[INFORMATION SHOWN Boundary: Start]
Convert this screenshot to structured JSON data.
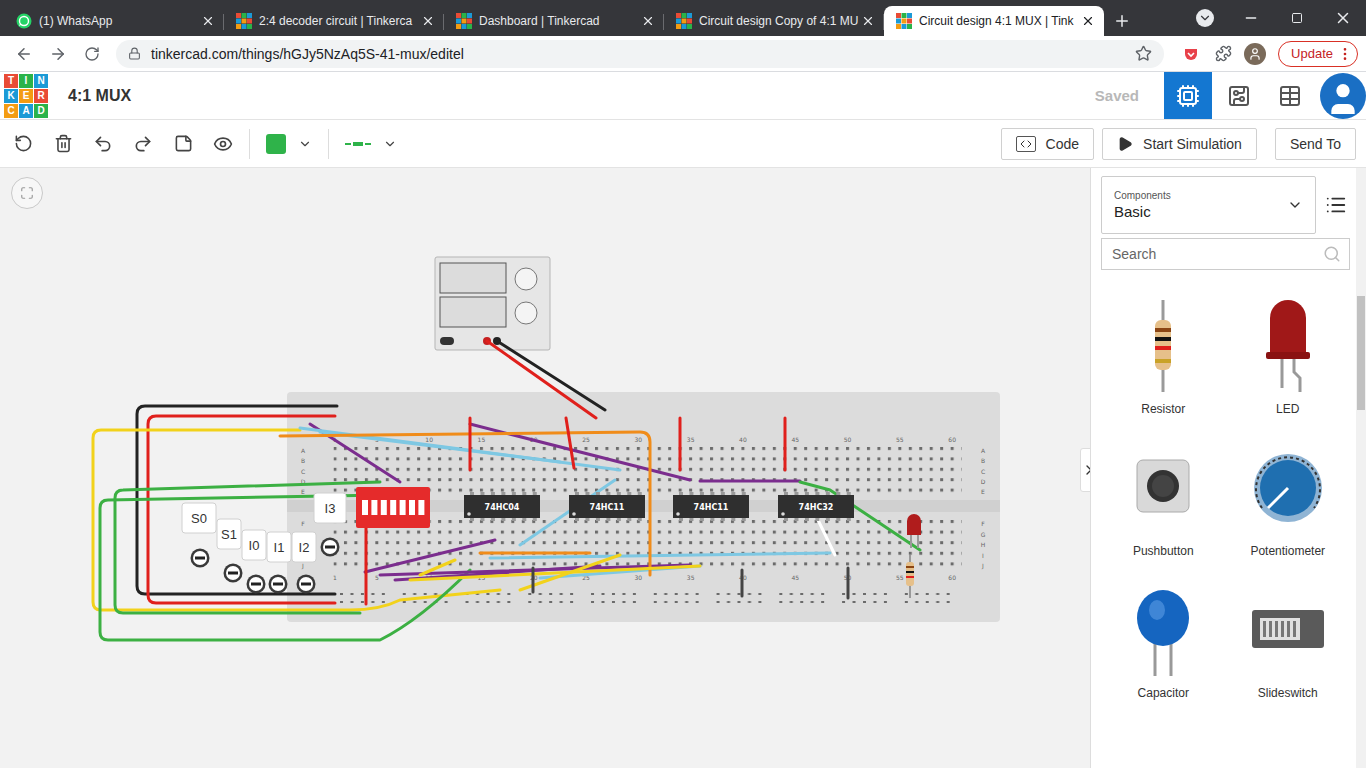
{
  "browser": {
    "tabs": [
      {
        "label": "(1) WhatsApp",
        "kind": "whatsapp",
        "selected": false
      },
      {
        "label": "2:4 decoder circuit | Tinkerca",
        "kind": "tinkercad",
        "selected": false
      },
      {
        "label": "Dashboard | Tinkercad",
        "kind": "tinkercad",
        "selected": false
      },
      {
        "label": "Circuit design Copy of 4:1 MU",
        "kind": "tinkercad",
        "selected": false
      },
      {
        "label": "Circuit design 4:1 MUX | Tink",
        "kind": "tinkercad",
        "selected": true
      }
    ],
    "address": "tinkercad.com/things/hGJy5NzAq5S-41-mux/editel",
    "bookmarked": false,
    "update_button": "Update"
  },
  "app": {
    "logo": [
      "T",
      "I",
      "N",
      "K",
      "E",
      "R",
      "C",
      "A",
      "D"
    ],
    "title": "4:1 MUX",
    "save_status": "Saved",
    "views": [
      {
        "name": "circuit",
        "selected": true
      },
      {
        "name": "schematic",
        "selected": false
      },
      {
        "name": "component-list",
        "selected": false
      }
    ]
  },
  "toolbar": {
    "wire_color": "#2fb34a",
    "buttons": [
      {
        "label": "Code",
        "kind": "code"
      },
      {
        "label": "Start Simulation",
        "kind": "simulate"
      },
      {
        "label": "Send To",
        "kind": "plain"
      }
    ]
  },
  "canvas": {
    "breadboard": {
      "columns": [
        "1",
        "5",
        "10",
        "15",
        "20",
        "25",
        "30",
        "35",
        "40",
        "45",
        "50",
        "55",
        "60"
      ],
      "rows": [
        "A",
        "B",
        "C",
        "D",
        "E",
        "F",
        "G",
        "H",
        "I",
        "J"
      ]
    },
    "chips": [
      "74HC04",
      "74HC11",
      "74HC11",
      "74HC32"
    ],
    "labels": [
      "S0",
      "S1",
      "I0",
      "I1",
      "I2",
      "I3"
    ]
  },
  "panel": {
    "category_label": "Components",
    "category": "Basic",
    "search_placeholder": "Search",
    "items": [
      {
        "label": "Resistor",
        "kind": "resistor"
      },
      {
        "label": "LED",
        "kind": "led"
      },
      {
        "label": "Pushbutton",
        "kind": "pushbutton"
      },
      {
        "label": "Potentiometer",
        "kind": "potentiometer"
      },
      {
        "label": "Capacitor",
        "kind": "capacitor"
      },
      {
        "label": "Slideswitch",
        "kind": "slideswitch"
      }
    ]
  }
}
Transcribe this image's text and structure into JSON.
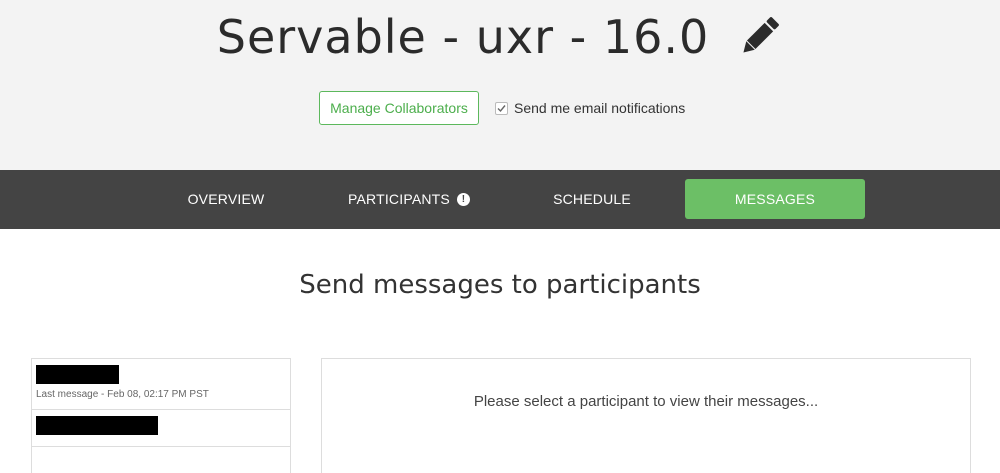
{
  "project": {
    "title": "Servable - uxr - 16.0",
    "edit_icon": "pencil-icon"
  },
  "actions": {
    "manage_collaborators_label": "Manage Collaborators",
    "email_notifications_label": "Send me email notifications",
    "email_notifications_checked": true
  },
  "nav": {
    "tabs": [
      {
        "label": "OVERVIEW",
        "active": false
      },
      {
        "label": "PARTICIPANTS",
        "active": false,
        "icon": "alert-icon"
      },
      {
        "label": "SCHEDULE",
        "active": false
      },
      {
        "label": "MESSAGES",
        "active": true
      }
    ]
  },
  "messages": {
    "heading": "Send messages to participants",
    "participants": [
      {
        "name": "[redacted]",
        "last_message": "Last message - Feb 08, 02:17 PM PST"
      },
      {
        "name": "[redacted]"
      }
    ],
    "empty_state": "Please select a participant to view their messages..."
  },
  "colors": {
    "header_bg": "#f3f3f3",
    "nav_bg": "#444444",
    "accent_green": "#6cbf66",
    "button_border_green": "#5cb85c"
  }
}
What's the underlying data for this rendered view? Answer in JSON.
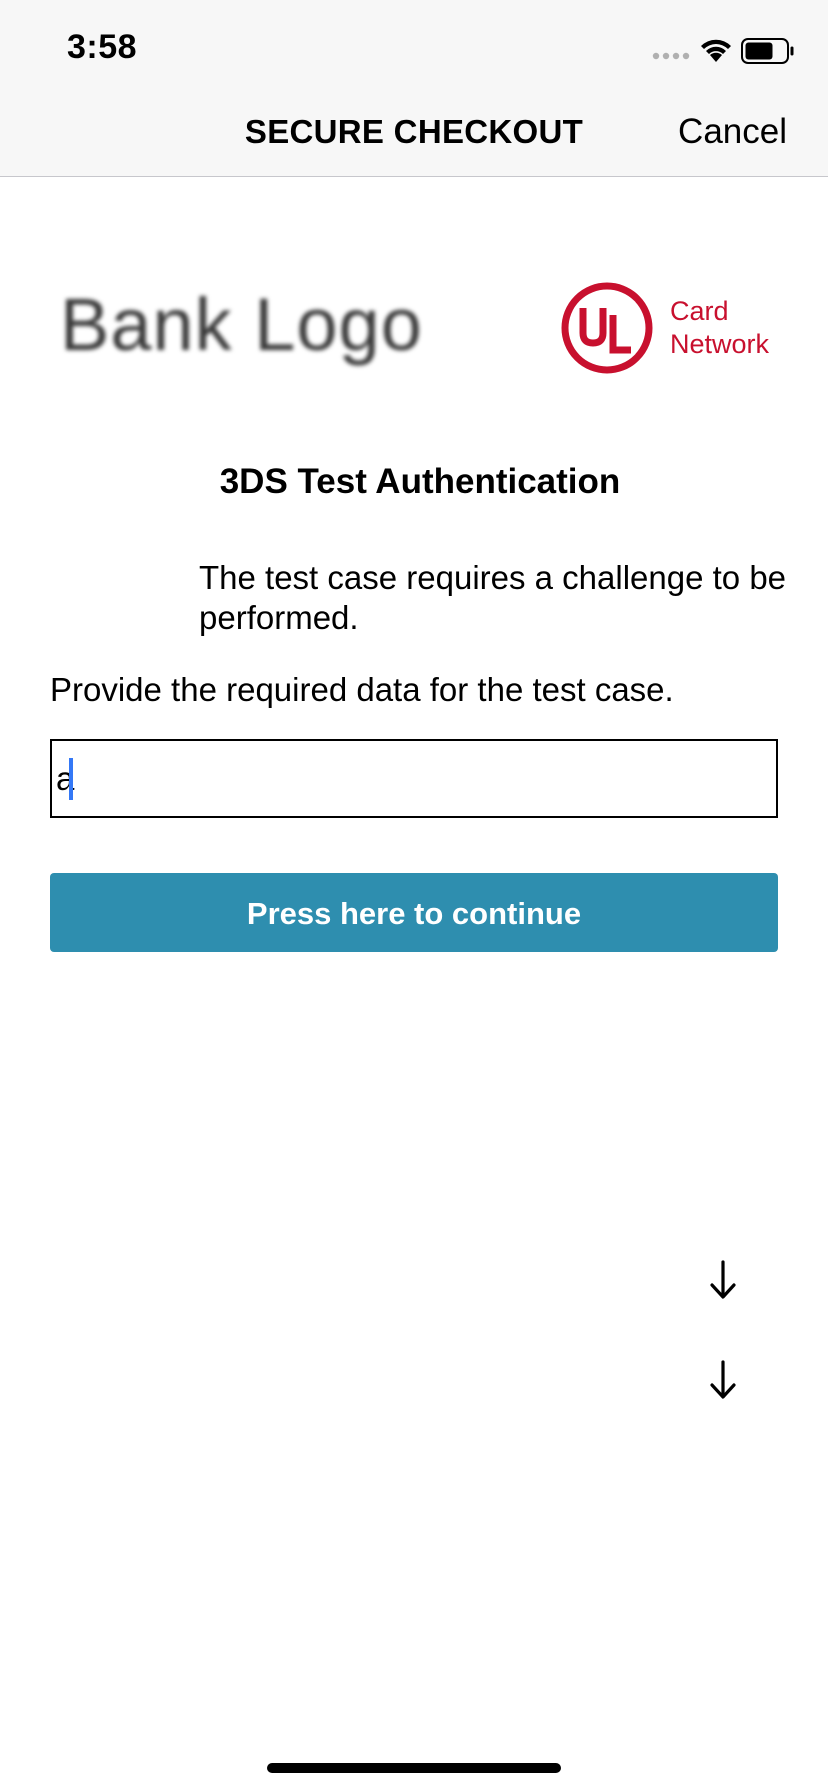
{
  "status_bar": {
    "time": "3:58",
    "icons": [
      "signal-icon",
      "wifi-icon",
      "battery-icon"
    ]
  },
  "nav": {
    "title": "SECURE CHECKOUT",
    "cancel_label": "Cancel"
  },
  "header": {
    "bank_logo_text": "Bank Logo",
    "card_network_text": "Card\nNetwork",
    "card_network_color": "#c8102e"
  },
  "challenge": {
    "title": "3DS Test Authentication",
    "info_text": "The test case requires a challenge to be performed.",
    "input_label": "Provide the required data for the test case.",
    "input_value": "a",
    "button_label": "Press here to continue",
    "button_color": "#2e8eaf"
  },
  "extra_icons": [
    "arrow-down-icon",
    "arrow-down-icon"
  ]
}
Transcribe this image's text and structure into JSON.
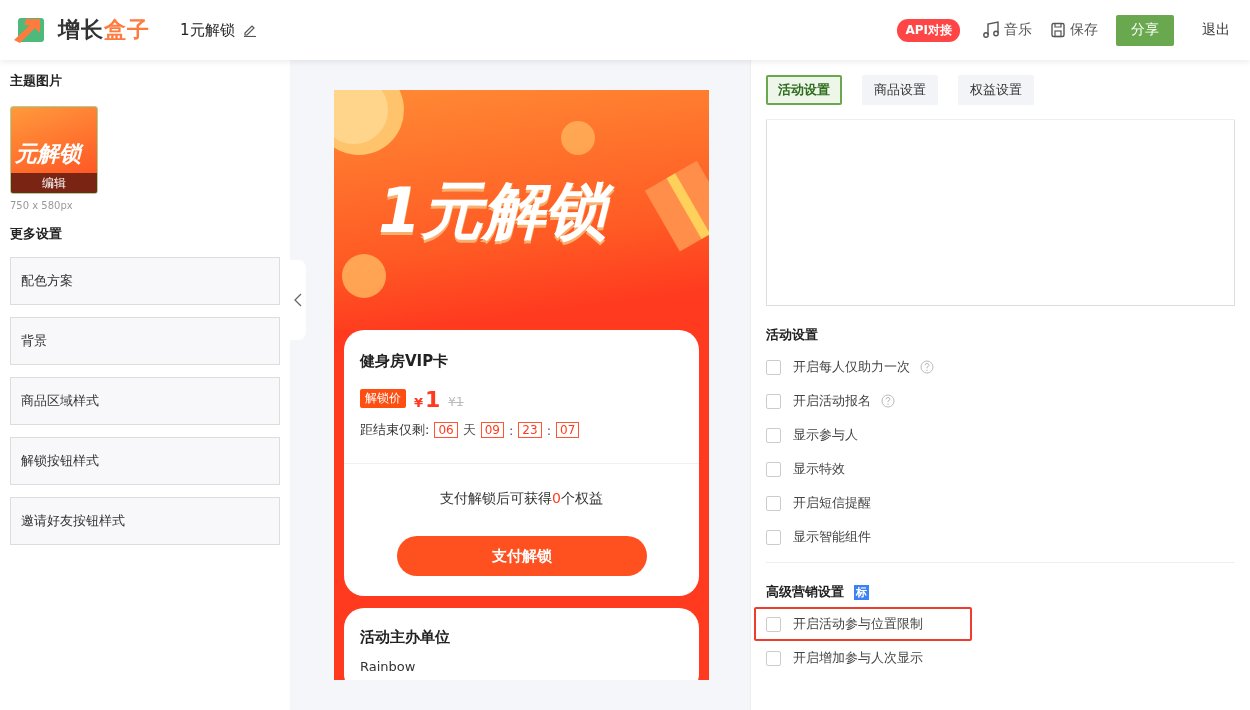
{
  "header": {
    "brand": [
      "增长",
      "盒子"
    ],
    "doc_title": "1元解锁",
    "api_badge": "API对接",
    "music": "音乐",
    "save": "保存",
    "share": "分享",
    "exit": "退出"
  },
  "left": {
    "theme_title": "主题图片",
    "thumb_text": "元解锁",
    "thumb_edit": "编辑",
    "thumb_size": "750 x 580px",
    "more_title": "更多设置",
    "items": [
      {
        "label": "配色方案"
      },
      {
        "label": "背景"
      },
      {
        "label": "商品区域样式"
      },
      {
        "label": "解锁按钮样式"
      },
      {
        "label": "邀请好友按钮样式"
      }
    ]
  },
  "preview": {
    "banner_text": "1元解锁",
    "product": "健身房VIP卡",
    "price_tag": "解锁价",
    "currency": "¥",
    "price": "1",
    "old_price": "¥1",
    "countdown_label": "距结束仅剩:",
    "countdown": [
      {
        "value": "06",
        "sep": "天"
      },
      {
        "value": "09",
        "sep": ":"
      },
      {
        "value": "23",
        "sep": ":"
      },
      {
        "value": "07"
      }
    ],
    "benefit_text": [
      "支付解锁后可获得",
      "0",
      "个权益"
    ],
    "pay_button": "支付解锁",
    "organizer_title": "活动主办单位",
    "organizer": "Rainbow"
  },
  "right": {
    "tabs": [
      {
        "label": "活动设置",
        "selected": true
      },
      {
        "label": "商品设置",
        "selected": false
      },
      {
        "label": "权益设置",
        "selected": false
      }
    ],
    "sections": [
      {
        "title": "活动设置",
        "options": [
          {
            "label": "开启每人仅助力一次",
            "checked": false,
            "help": true,
            "highlighted": false
          },
          {
            "label": "开启活动报名",
            "checked": false,
            "help": true,
            "highlighted": false
          },
          {
            "label": "显示参与人",
            "checked": false,
            "help": false,
            "highlighted": false
          },
          {
            "label": "显示特效",
            "checked": false,
            "help": false,
            "highlighted": false
          },
          {
            "label": "开启短信提醒",
            "checked": false,
            "help": false,
            "highlighted": false
          },
          {
            "label": "显示智能组件",
            "checked": false,
            "help": false,
            "highlighted": false
          }
        ]
      },
      {
        "title": "高级营销设置",
        "badge": "标",
        "options": [
          {
            "label": "开启活动参与位置限制",
            "checked": false,
            "help": false,
            "highlighted": true
          },
          {
            "label": "开启增加参与人次显示",
            "checked": false,
            "help": false,
            "highlighted": false
          }
        ]
      }
    ]
  }
}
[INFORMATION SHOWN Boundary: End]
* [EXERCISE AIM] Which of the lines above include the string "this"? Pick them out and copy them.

* [EXERCISE OUTPUT]
Convert this screenshot to structured JSON data.
Transcribe this image's text and structure into JSON.
What's the underlying data for this rendered view? Answer in JSON.
Transcribe this image's text and structure into JSON.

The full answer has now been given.